The rear I/O is well balanced in terms of audio, display and USB. ASRock also leaves in a blank mounting area for optional M.2 WiFi antennae.

  • 2 x Antenna Ports
  • 1 x PS/2 Mouse/Keyboard Port
  • 1 x D-Sub (VGA) Port
  • 1 x HDMI Port
  • 1 x DisplayPort 1.2
  • 1 x Optical SPDIF Out Port
  • 2 x USB 2.0 Ports (Supports ESD Protection)
  • 1 x USB 3.1 Gen2 Type-A Port (Supports ESD Protection)
  • 1 x USB 3.1 Gen2 Type-C Port (Supports ESD Protection)
  • 2 x USB 3.0 Ports (Supports ESD Protection)
  • 1 x RJ-45 LAN Port with LED
  • HD Audio Jacks: Rear Speaker / Central / Bass / Line in / Front Speaker / Microphone (Gold Audio Jacks)

The CPU has chunky looking heatsinks though looks can be deceiving as a significant part of these is a plastic shroud, which is screwed onto the aluminium heatsink blocks.

Around the CPU socket are a couple of fan headers and the third and final RGB header (12V G R B).

M.2 slot number one, which supports up to 80mm M.2 devices, is located next to the first PCIe lane while the optional M.2 slot for WiFi modules is sandwiched between the two full-size PCIe slots. If an optional PCIe module were to be installed a specific type would be required – an M.2 2230 WiFi card with Antennae on an extension cable that can be mounted in the rear I/O slot provided, similar to this example here.

Alternatively, the antenna cables (Mini PCI to RP-SMA male) and WiFi antennae (RP-SMA female) could be purchased separately keeping in mind a need for the cable to be of sufficient length to route to the rear I/O from this location. It is not made clear by ASRock if it will directly retail an optional WiFi module for users seeking to integrate WiFi into their motherboard.

Neither M.2 slot on this motherboard is cooled meaning most high-performance NVMe drives may throttle under heavy and sustained load.

The underside of the motherboard PCB is plain black and uses cross-head screws all over for easy disassembly, maintenance and repair.

With the heatsinks removed the CPU power delivery system is completely visible. As mentioned those CPU VRM heatsinks, which use thermal pads to make contact with the VRMs, include plastic pieces separately screwed on for styling purposes. This gives the impression they are larger than they actually are, though they are still more than sufficient to deal with the heat output of a stock Intel Coffee Lake CPU keeping in mind H370 does not support overclocking.

The CPU VRM includes 12 premium 50-amp chokes/inductors (Two Magic R50 and Ten Trio R36) along with fourteen NIKOS PK618BA and twelve PZ0903BK MOSFETs on the high- and low-side.
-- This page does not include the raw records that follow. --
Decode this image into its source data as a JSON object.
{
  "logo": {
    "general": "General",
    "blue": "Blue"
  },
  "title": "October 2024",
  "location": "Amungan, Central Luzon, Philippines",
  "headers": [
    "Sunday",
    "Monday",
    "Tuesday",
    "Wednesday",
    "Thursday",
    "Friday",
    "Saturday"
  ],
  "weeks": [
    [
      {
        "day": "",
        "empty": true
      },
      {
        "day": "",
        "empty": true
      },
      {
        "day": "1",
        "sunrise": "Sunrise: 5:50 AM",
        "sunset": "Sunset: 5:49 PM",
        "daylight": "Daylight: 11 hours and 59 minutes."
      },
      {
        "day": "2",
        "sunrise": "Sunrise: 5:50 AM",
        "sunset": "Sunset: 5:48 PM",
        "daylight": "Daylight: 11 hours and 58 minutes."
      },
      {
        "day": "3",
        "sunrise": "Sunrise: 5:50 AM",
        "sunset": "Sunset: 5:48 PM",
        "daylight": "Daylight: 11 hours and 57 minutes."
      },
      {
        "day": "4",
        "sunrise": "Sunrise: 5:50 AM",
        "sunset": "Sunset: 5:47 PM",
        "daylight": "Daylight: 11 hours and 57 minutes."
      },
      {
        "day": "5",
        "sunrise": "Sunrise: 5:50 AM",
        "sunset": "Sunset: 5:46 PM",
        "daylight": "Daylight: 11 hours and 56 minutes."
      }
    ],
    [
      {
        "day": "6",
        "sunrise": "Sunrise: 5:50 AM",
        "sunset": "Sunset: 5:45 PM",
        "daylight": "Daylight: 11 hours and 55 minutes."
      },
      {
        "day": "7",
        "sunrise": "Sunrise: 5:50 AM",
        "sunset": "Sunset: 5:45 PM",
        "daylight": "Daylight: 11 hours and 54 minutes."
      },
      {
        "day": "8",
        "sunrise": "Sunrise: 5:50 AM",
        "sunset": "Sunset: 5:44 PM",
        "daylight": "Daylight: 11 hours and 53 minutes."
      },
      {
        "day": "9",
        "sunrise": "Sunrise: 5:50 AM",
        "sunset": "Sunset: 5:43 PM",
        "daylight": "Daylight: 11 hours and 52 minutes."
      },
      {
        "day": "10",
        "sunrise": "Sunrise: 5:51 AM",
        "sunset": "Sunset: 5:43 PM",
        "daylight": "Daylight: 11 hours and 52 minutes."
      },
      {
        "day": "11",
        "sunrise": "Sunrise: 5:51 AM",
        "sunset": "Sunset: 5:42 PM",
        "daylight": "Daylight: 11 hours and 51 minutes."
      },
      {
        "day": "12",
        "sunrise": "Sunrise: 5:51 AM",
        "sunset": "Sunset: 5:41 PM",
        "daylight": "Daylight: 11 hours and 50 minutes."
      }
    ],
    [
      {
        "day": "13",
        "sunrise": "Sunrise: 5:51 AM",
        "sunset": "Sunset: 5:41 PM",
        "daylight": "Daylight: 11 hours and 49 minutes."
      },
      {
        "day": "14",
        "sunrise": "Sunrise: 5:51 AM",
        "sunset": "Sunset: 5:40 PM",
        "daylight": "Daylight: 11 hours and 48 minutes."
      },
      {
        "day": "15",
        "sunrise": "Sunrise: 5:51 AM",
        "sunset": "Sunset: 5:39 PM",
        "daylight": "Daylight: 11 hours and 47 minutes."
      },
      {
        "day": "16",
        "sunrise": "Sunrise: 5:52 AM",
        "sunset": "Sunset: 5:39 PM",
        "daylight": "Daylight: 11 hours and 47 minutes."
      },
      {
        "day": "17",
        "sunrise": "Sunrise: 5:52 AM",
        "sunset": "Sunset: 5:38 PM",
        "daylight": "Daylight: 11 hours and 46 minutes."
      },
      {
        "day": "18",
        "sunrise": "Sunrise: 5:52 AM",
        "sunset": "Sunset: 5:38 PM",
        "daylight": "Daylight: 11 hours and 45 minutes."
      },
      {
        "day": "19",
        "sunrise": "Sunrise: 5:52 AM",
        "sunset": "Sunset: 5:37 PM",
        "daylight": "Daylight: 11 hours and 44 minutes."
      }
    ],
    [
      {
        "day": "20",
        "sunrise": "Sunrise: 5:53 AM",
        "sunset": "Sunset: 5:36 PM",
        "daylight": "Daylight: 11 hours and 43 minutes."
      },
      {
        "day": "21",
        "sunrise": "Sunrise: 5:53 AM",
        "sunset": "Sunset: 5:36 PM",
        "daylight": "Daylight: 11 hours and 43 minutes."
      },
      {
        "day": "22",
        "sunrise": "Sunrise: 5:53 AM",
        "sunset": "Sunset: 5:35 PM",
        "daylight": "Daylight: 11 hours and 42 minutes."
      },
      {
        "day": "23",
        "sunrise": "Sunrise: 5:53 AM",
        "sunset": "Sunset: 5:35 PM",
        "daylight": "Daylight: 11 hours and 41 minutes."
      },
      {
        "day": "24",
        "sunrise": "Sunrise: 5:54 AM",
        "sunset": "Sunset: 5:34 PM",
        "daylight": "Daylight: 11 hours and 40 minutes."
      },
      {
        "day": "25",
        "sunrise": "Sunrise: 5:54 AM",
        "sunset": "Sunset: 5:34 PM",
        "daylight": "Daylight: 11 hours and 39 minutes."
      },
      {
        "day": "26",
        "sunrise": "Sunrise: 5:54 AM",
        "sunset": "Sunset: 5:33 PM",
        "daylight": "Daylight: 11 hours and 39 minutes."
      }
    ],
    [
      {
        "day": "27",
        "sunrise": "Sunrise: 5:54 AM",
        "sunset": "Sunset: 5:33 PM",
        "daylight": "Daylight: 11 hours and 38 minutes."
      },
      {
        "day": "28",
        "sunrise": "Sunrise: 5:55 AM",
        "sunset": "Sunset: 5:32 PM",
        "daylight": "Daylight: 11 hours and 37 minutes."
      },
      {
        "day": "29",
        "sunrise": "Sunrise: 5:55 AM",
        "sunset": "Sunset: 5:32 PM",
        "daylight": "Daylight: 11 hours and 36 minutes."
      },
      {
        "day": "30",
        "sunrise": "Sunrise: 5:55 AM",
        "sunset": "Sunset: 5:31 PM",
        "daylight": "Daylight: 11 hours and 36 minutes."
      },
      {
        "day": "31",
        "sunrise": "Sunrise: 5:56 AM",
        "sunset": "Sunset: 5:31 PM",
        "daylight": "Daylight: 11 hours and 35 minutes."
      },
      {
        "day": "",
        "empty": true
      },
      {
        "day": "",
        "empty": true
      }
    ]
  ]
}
There are four dual-channel UPI uP1961s MOSFET drivers and two single-channel uP1962s MOSFET drivers to control up to 10 phases.

In the segment of eight inductors the far right two phases, nearest the first PCIe lane, are separately controlled by two Richtek RT8120B single-phase PWM controllers.

The capacitors are 12K (12,000 hours) rated “black caps” from Nichicon’s FP series, hence the marking “FP12K”.

The CPU PWM controller is also a UPI unit and is marked uP9521p, but there is no information about this controller on the UPI website so it must be a new unit. ASRock claims a 10-phase power design for this motherboard and given the MOSFET drivers used it does seem to be an 8+2 virtual phase solution. That is 4+2 true phases controlled by the PWM controller with the four phases doubled to eight by the uP1961s doublers.

Combining the 8+2 phase solution controlled by the uP9521p and the two additional phases controlled by dual Richtek RT8120B controllers, the total solution is 8+2+1+1 likely in the format vCore, iGPU, VCCSA and VCCIO.

The memory VRM contains a number of NIKOS and sinopower MOSFETs, inductors similar to the CPU power delivery and is linked a Richtek RT8120B controller.

Underneath the rear I/O shroud is a separate PCB which mounts the LEDs and these connect into the motherboard through a 4 pin connection.

Underneath the shroud for the audio section there is a Realtek ALC1220 codec along with an NE5532 Texas Instruments headphone amplifier, the capacitors are Nichicon Fine Gold (FG) Series specifically for audio equipment and are rated for up to 85 degrees Celsius.

Become a Patron!

Check Also

DOOM Eternal’s first story expansion announced with teaser trailer

QuakeCon At Home is taking place this weekend and as part of the festivities, Bethesda …